With a name like coffinfish, it’s no surprise these odd-looking creatures have evolved to thrive in the dark ocean bottom.
Scientists already knew that the deep-sea dwellers—sometimes called sea toads—have special fins for “walking” on the seafloor. But now, a new study has revealed another coffinfish adaptation—massive, inflatable gill chambers that expand the animal’s body with seawater, allowing them to take up more oxygen and hold their breath for up to four minutes.
This behavior—the first ever discovered in a fish—could be a way to save energy in a food-scarce environment. (Read how walking fish made the leap from water to land.)
“It’s cool—it’s like a different method of inflation that no other fish uses,” says study co-author Stacy Farina, an assistant biology professor at Howard University.

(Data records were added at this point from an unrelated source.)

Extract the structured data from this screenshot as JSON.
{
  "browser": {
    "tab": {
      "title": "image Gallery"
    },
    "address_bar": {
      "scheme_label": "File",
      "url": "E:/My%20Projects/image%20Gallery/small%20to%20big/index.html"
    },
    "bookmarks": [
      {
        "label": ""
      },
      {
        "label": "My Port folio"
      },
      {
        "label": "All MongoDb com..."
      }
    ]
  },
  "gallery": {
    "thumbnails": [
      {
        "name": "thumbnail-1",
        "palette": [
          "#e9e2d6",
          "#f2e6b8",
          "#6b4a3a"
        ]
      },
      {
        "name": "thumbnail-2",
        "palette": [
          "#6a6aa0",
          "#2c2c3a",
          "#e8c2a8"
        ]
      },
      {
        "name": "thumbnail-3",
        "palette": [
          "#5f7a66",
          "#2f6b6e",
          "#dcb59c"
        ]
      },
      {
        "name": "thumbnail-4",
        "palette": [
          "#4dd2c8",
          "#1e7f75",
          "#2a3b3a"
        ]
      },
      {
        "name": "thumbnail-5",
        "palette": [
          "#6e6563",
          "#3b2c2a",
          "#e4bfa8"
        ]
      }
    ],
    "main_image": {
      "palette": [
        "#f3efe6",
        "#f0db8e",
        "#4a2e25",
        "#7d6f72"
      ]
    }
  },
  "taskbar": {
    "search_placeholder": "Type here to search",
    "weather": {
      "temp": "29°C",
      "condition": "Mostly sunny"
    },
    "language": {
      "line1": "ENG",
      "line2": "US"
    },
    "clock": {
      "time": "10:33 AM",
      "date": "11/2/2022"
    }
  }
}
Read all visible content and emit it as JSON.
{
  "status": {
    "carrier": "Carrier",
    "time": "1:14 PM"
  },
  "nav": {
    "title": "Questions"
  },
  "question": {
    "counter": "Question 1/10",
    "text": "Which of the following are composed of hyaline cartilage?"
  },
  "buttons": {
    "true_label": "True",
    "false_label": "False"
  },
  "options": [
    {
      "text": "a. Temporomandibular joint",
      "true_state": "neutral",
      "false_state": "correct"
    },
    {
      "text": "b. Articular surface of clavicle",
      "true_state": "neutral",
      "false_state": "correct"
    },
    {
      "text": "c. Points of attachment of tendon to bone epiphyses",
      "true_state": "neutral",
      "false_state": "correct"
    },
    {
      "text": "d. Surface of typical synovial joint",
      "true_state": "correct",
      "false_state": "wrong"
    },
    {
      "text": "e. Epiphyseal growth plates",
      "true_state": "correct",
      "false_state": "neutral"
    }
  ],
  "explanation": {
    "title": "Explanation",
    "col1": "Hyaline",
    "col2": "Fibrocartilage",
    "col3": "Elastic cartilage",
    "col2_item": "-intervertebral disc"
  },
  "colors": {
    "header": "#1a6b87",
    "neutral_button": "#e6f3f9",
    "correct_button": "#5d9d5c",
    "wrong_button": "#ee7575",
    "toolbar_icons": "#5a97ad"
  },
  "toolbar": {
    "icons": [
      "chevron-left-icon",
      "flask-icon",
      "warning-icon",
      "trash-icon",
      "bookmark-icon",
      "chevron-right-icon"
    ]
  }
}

Pufferfish, for instance, ingest large amounts of seawater to expand their highly elastic stomachs.
Studying such deep-sea adaptations help biologists improve their knowledge of the different ways that creatures have evolved to live in extreme environments.
There are more than 20 species of coffinfish, actually a type of anglerfish, found across the world at depths of up to 8,200 feet.
“They’ve completely adapted to be a seafloor animal. They hardly ever swim,” adds co-author Nick Long, who conducted the research as an undergraduate biology student at Dickinson College in Pennsylvania.
“Some people call them lazy.”
Life in the slow lane
For the study, Farina and Long dissected and CT-scanned coffinfish specimens at the Museum of Comparative Zoology at Harvard University, where Farina was a postdoctoral fellow. They also studied video footage of several species of live coffinfish captured by drones operated by the National Oceanic and Atmospheric Administration’s Okeanos Explorer vessel.
According to the research, published recently in the Journal of Fish Biology, sea toads have inflatable gill chambers that can increase their body volume by up to 30 percent. In terms of a person, this would mean inflating your lungs to the size of your whole abdomen, Farina says.
The team was especially intrigued by the fish’s unique ability to hold its breath, which the video suggested is part of its normal breathing pattern. Such behavior is usually seen in animals with lungs, although catfish will sporadically hold their breath in low-oxygen situations, she says.
The scientists suspect the coffinfish inflate their bodies to conserve energy—breathing, after all, requires some effort. (See pictures of strange-looking sea creatures.)
Even though coffinfish will eat anything that fits in their mouths—from fish to octopus to worms—“it’s pretty unlikely that prey will appear on any given day,” Long says.
John Caruso, senior professor emeritus at Tulane University who was not involved in the study, called it “excellent.”
His only concern, Caruso says, is that the coffinfish on the drone footage may have been holding their breath because they were annoyed by the bright lights of the underwater drone. More observations are needed to confirm that the practice is part of its normal breathing behavior, he says. (Watch a strange “walking” fish that has experts stumped.)
On the defensive?
In addition to saving energy, the coffinfish expansion could be a defense against predators, similar to a pufferfish, the study suggests.
Hsuan-Ching Ho, an associate professor at the Institute of Marine Biology at National Dong Hwa University in Taiwan who described three new species of coffinfish in 2016, doubts this is true, however.
That’s because pufferfish can lock seawater inside their guts in order to keep their shape if squeezed or bitten, while the gill chambers of coffinfish are essentially open, meaning the water would just leak out if they were bitten.
Caruso, however, says that the defense mechanism is a “plausible hypothesis.”